An added bonus of the easy accessibility of local history resources is that children will be supported in learning about the history of their own community and a familiar landscape, but they’ll also learn about major historical events – events that took place on a national or international level – and the ways in which they affected folks here in western Massachusetts. In allowing children to learn about large-scale events or cultural shifts on a small scale, families can support learning about broad topics on a level that meets children where they’re at developmentally, while strengthening their sense of place. Adding familiar context to an unfamiliar or confusing topic can help children to understand it – and they’ll develop a deeper connection to their history once it becomes personal. Many local historical societies only open their doors to the public during summer months (for many reasons, including the availability of volunteer staff and the lack of heat in many old buildings), so don’t miss this year’s history-exploring season! In addition to open museum hours, many historical societies and museums offer interactive activities, speakers and educational events, and other special programming – be sure to check out your local society’s calendar for learning opportunities that extend beyond a visit to the local museum or archives. Here are history museums, historical societies and events to consider this summer with your family throughout the region: Read the rest of this entry »
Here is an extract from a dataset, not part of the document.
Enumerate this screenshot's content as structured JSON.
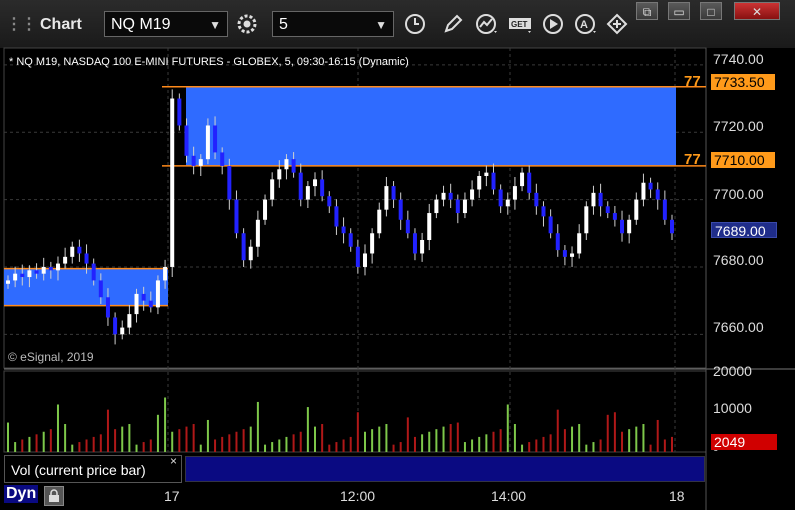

Hear the Tales of Local History at the Wistariahurst Museum

History Comes Alive in Holyoke

Students and families have a great opportunity to learn about local history by taking a tour of the Wistariahurst Mansion with the last living Skinner descendant to call Wistariahurst home on Sunday, June 19th @ 4pm in Holyoke, MA.

Marjorie Latham of Wistariahurst Museum in Holyoke, MA writes:

For most people, Wistariahurst is a museum. But when Allerton Kilborne enters the home on Cabot Street, it is like entering a time machine. On Sunday, June 19th at 4pm, Allerton will return to Holyoke to offer a tour of Wistariahurst as he remembers it as a child and will share intimate stories about the family not often told. Allerton lived at Wistariahurst with his grandmother, Katharine Skinner Kilborne, and a full staff, whom he remembers in detail and with great affection.

Two years ago, the Springfield Republican wrote the following about following Kilborne on a tour of the house: “Allerton Kilborne has given tours before at Wistariahurst according to museum executive director, Melissa Boisselle, and each time, the tours have been extremely popular. Last week’s tour was no exception. More than 40 people attended the event…Kilborne began the tour by talking about the well known history of the Skinner family. . . But it was the lesser known, intimate stories about the Skinner family that seemed to keep the audience spellbound.” Read the rest of this entry »

%d bloggers like this: